- Work instructions
For the word "Code", tally the lines of the data that contain it and give the tally alone.

- Materials provided

- - -

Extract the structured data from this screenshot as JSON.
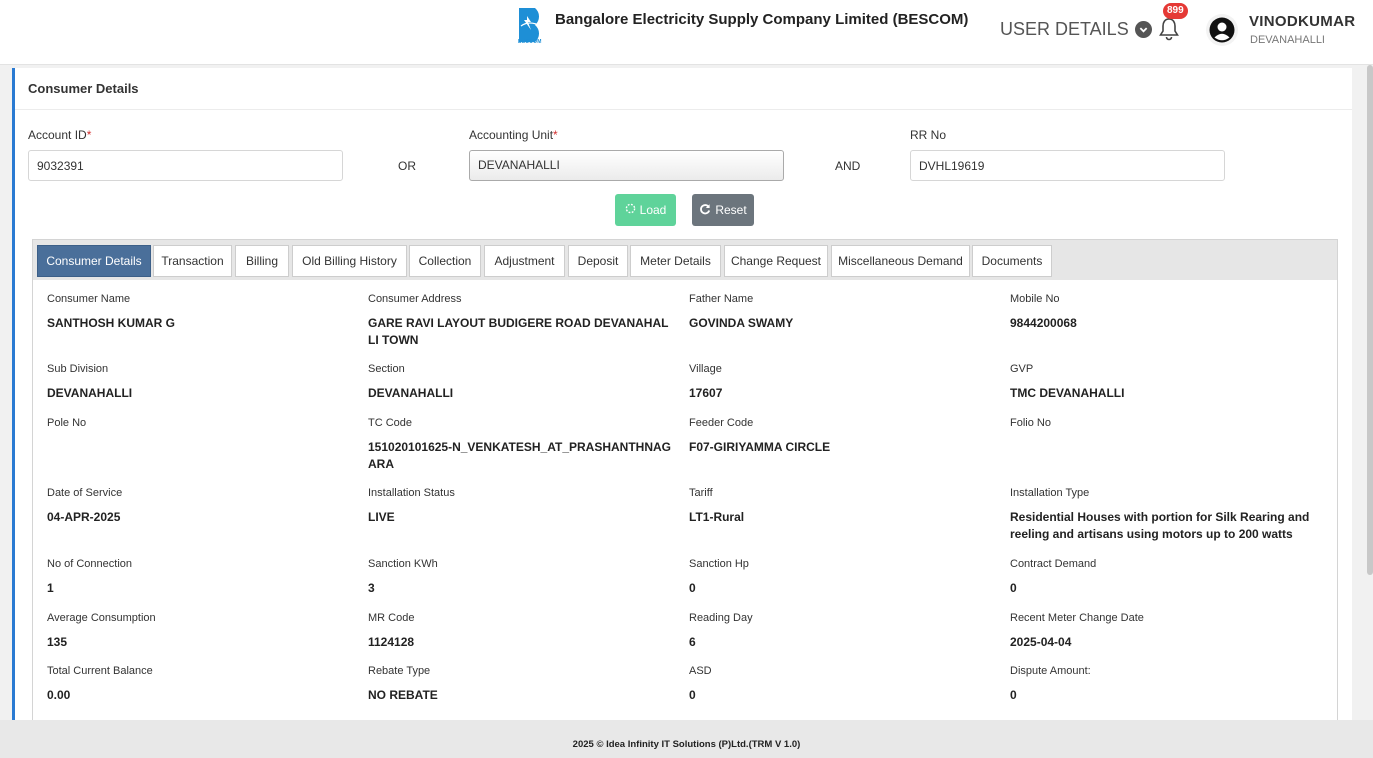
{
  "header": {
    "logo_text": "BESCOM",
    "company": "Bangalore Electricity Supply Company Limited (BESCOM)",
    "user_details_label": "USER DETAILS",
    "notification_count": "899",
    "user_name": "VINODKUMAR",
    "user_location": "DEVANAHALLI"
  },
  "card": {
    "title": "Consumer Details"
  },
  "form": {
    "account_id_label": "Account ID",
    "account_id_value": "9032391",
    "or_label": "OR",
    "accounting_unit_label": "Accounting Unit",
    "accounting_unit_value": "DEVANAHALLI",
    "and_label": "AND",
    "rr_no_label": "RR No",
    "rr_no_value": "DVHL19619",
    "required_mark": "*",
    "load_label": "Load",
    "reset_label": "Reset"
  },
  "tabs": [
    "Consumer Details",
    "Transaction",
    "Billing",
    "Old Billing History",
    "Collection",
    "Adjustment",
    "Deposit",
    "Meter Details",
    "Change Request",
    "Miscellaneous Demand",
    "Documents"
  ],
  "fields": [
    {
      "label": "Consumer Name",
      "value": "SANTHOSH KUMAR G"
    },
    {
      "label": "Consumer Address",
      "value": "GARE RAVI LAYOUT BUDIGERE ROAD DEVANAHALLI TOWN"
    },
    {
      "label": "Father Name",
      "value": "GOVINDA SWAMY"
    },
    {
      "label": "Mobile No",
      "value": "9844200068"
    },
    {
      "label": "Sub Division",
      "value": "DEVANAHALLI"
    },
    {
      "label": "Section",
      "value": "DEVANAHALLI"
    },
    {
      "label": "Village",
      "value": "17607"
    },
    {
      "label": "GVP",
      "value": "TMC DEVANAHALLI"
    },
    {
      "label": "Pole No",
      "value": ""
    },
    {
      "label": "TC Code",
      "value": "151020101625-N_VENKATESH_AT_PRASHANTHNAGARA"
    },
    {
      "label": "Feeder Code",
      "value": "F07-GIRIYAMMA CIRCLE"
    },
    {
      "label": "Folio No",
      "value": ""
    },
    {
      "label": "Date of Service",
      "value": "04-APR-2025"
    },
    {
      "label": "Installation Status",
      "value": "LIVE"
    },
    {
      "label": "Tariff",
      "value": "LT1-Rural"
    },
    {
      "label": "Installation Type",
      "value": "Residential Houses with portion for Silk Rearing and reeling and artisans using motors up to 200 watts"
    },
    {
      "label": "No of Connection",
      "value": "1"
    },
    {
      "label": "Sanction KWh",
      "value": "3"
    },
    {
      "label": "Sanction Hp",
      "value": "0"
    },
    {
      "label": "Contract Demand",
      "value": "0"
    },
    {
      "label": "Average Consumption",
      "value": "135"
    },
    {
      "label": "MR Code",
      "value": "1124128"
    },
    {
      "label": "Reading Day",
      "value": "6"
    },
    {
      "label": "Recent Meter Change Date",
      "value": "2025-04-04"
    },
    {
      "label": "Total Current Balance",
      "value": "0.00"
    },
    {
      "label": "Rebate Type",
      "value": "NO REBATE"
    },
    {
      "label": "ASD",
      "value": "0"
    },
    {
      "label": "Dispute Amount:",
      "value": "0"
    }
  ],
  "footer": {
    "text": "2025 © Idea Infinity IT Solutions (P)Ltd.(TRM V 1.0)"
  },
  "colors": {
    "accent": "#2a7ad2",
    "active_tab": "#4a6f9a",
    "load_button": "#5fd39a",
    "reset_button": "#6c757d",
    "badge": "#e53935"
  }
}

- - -

- Written reply
3